## Exercise instructions
Reply with one number: the count of lines in the data that hold the string "Demo".

## Data provided
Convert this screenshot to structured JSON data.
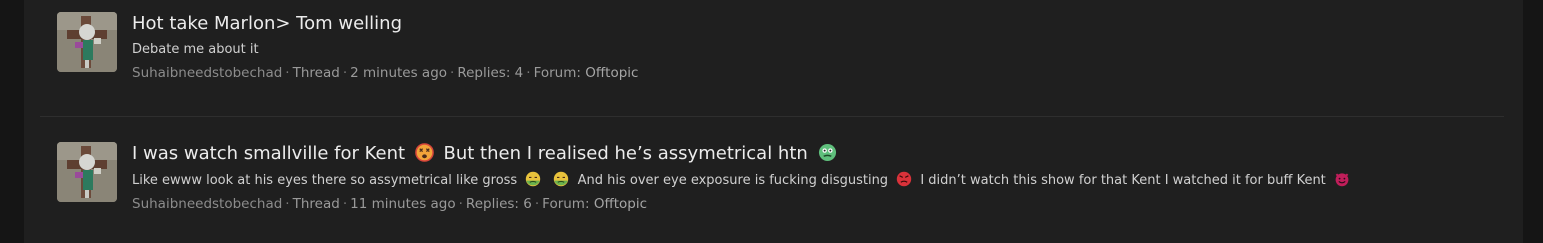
{
  "results": [
    {
      "title": "Hot take Marlon> Tom welling",
      "snippet": "Debate me about it",
      "author": "Suhaibneedstobechad",
      "type": "Thread",
      "time": "2 minutes ago",
      "replies_label": "Replies:",
      "replies": "4",
      "forum_label": "Forum:",
      "forum": "Offtopic"
    },
    {
      "title_parts": [
        "I was watch smallville for Kent",
        "But then I realised he’s assymetrical htn"
      ],
      "snippet_parts": [
        "Like ewww look at his eyes there so assymetrical like gross",
        "And his over eye exposure is fucking disgusting",
        "I didn’t watch this show for that Kent I watched it for buff Kent"
      ],
      "author": "Suhaibneedstobechad",
      "type": "Thread",
      "time": "11 minutes ago",
      "replies_label": "Replies:",
      "replies": "6",
      "forum_label": "Forum:",
      "forum": "Offtopic"
    }
  ],
  "colors": {
    "page_bg": "#151515",
    "panel_bg": "#1f1f1f",
    "title": "#ececec",
    "meta": "#9a9a9a"
  }
}
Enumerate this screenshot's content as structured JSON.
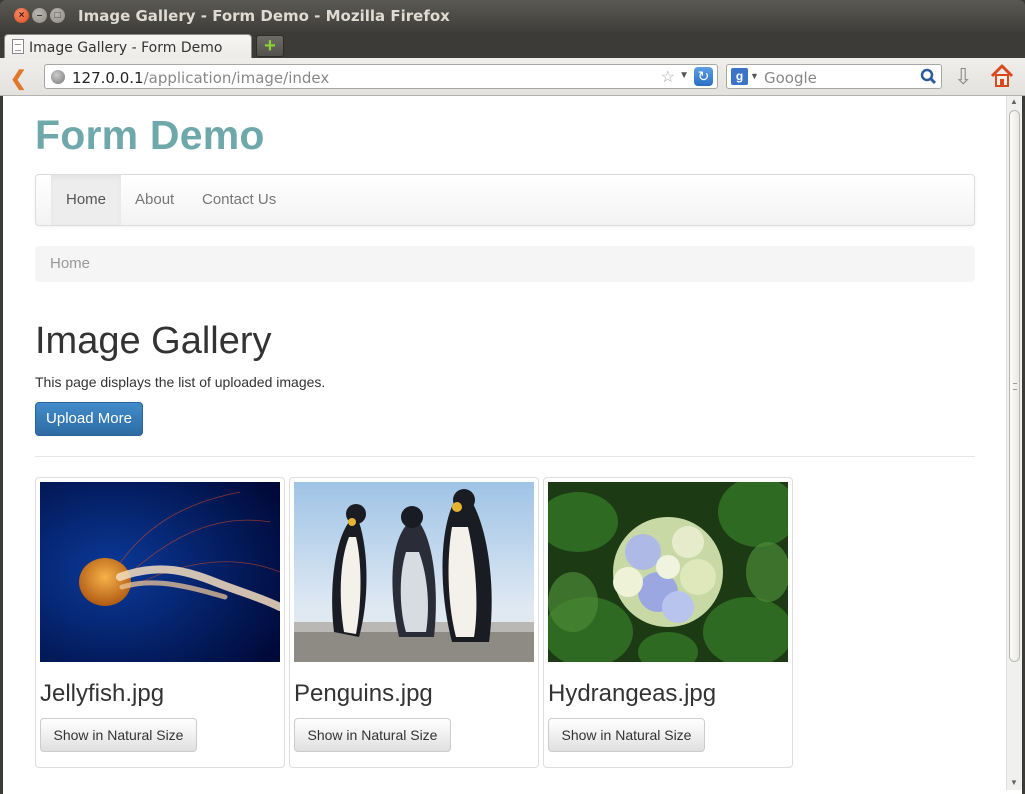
{
  "window": {
    "title": "Image Gallery - Form Demo - Mozilla Firefox",
    "tab_label": "Image Gallery - Form Demo"
  },
  "browser": {
    "url_host": "127.0.0.1",
    "url_path": "/application/image/index",
    "search_placeholder": "Google",
    "new_tab_symbol": "+",
    "accent_color": "#e0772a"
  },
  "site": {
    "brand": "Form Demo",
    "brand_color": "#6ea8aa",
    "nav": [
      {
        "label": "Home",
        "active": true
      },
      {
        "label": "About",
        "active": false
      },
      {
        "label": "Contact Us",
        "active": false
      }
    ],
    "breadcrumb": "Home"
  },
  "main": {
    "title": "Image Gallery",
    "description": "This page displays the list of uploaded images.",
    "upload_button": "Upload More",
    "images": [
      {
        "caption": "Jellyfish.jpg",
        "button": "Show in Natural Size",
        "image": "jellyfish-photo"
      },
      {
        "caption": "Penguins.jpg",
        "button": "Show in Natural Size",
        "image": "penguins-photo"
      },
      {
        "caption": "Hydrangeas.jpg",
        "button": "Show in Natural Size",
        "image": "hydrangeas-photo"
      }
    ]
  }
}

## Task solution
3